What needs to be done: Look through the material below. Copy each line that contains the string "image".

►

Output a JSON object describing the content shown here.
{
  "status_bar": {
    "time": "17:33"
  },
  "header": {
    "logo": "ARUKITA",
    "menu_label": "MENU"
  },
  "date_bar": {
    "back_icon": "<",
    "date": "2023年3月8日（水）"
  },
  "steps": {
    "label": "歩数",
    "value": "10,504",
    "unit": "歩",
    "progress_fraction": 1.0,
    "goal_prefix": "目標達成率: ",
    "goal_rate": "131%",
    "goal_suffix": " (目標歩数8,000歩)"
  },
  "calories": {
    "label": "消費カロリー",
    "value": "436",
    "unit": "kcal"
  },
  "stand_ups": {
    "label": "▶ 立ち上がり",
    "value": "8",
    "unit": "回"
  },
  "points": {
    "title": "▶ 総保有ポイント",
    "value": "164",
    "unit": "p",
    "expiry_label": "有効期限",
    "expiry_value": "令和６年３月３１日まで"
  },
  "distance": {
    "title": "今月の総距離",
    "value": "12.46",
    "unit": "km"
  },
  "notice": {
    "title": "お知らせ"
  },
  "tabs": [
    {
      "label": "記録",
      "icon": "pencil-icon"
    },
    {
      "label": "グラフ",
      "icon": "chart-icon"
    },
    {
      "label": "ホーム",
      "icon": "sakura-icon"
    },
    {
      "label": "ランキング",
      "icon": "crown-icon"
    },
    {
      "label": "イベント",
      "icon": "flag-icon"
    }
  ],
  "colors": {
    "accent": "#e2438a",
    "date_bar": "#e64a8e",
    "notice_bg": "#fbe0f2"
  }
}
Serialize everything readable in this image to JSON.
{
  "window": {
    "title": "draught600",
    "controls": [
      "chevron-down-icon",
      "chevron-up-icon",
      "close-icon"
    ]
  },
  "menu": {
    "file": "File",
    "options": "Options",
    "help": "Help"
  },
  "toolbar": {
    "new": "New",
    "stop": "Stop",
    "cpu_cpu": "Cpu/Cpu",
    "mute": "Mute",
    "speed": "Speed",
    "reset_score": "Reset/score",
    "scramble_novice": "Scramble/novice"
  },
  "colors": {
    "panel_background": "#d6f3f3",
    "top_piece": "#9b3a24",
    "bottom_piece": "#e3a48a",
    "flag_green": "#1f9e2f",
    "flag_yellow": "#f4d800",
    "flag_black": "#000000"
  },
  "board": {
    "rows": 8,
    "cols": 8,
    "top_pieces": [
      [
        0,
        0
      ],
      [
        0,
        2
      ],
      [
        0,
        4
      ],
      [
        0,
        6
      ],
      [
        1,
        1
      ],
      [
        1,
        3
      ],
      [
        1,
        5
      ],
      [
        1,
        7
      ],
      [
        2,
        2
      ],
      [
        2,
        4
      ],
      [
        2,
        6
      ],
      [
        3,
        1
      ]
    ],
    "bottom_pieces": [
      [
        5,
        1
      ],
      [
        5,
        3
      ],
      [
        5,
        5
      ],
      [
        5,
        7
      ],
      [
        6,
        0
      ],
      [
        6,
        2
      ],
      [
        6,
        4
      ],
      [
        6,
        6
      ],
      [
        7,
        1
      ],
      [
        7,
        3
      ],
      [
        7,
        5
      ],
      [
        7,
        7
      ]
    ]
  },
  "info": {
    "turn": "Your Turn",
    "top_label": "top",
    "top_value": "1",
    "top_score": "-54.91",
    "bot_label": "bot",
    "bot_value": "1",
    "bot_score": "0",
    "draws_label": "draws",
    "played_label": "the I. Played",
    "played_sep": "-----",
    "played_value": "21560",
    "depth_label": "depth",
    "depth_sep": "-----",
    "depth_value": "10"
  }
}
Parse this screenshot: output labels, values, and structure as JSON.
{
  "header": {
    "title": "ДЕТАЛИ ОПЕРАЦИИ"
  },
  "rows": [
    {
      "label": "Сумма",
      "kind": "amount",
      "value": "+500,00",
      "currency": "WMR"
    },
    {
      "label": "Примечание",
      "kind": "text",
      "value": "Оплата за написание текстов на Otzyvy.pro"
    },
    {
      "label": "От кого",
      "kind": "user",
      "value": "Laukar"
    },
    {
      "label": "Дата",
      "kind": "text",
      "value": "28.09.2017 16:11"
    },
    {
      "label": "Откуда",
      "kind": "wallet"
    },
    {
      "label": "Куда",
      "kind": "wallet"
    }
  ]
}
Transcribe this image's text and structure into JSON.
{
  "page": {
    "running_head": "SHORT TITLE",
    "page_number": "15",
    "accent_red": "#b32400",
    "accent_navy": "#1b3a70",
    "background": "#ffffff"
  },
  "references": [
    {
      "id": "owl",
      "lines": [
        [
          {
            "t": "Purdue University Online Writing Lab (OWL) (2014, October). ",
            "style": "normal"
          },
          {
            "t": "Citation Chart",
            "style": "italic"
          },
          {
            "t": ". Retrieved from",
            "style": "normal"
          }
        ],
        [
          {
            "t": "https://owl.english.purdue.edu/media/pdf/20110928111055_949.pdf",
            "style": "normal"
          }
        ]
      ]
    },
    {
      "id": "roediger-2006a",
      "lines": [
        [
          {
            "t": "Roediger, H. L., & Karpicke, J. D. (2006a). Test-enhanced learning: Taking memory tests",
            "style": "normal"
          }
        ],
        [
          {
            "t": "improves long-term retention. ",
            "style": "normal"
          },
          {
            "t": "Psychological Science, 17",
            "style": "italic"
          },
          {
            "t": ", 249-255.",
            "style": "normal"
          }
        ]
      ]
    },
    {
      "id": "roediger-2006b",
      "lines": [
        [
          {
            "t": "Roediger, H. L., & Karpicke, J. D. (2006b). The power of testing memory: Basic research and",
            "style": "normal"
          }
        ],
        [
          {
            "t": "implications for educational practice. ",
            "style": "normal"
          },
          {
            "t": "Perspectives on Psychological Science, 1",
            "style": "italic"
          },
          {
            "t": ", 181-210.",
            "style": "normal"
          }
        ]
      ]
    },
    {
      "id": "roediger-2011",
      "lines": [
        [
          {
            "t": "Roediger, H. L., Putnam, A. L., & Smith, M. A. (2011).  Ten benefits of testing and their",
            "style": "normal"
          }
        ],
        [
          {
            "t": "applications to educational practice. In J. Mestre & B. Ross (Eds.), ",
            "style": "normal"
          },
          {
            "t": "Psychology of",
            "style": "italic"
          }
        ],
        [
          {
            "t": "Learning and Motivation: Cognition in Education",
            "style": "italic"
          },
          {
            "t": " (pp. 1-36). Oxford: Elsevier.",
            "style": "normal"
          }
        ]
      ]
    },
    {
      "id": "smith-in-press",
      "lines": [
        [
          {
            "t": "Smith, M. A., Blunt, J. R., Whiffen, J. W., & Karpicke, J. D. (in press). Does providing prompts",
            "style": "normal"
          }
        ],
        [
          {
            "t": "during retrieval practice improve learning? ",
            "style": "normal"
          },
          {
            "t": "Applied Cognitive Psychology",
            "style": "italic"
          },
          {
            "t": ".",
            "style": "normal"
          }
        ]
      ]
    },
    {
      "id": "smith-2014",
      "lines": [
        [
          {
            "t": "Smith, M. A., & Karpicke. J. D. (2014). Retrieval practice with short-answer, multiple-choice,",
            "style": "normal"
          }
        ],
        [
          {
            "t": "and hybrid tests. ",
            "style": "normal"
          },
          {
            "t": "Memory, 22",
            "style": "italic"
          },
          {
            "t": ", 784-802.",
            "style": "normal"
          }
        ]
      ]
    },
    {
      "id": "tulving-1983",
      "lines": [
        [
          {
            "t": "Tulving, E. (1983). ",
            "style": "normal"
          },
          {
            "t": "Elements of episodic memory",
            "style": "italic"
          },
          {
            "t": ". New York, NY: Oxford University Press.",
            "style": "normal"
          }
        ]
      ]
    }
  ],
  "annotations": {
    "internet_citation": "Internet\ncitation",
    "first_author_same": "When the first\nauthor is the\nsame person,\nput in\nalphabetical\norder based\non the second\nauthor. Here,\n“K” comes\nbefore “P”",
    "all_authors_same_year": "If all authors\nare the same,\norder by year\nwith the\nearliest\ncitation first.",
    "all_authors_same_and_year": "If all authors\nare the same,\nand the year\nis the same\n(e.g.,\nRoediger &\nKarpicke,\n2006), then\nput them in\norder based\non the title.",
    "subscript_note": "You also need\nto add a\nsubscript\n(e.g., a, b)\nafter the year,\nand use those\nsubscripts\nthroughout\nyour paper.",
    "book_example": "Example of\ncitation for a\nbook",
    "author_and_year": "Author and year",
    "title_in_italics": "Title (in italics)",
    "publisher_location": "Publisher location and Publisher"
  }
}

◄

Output of the task:
Serialize everything readable in this image to JSON.
Transcribe this image's text and structure into JSON.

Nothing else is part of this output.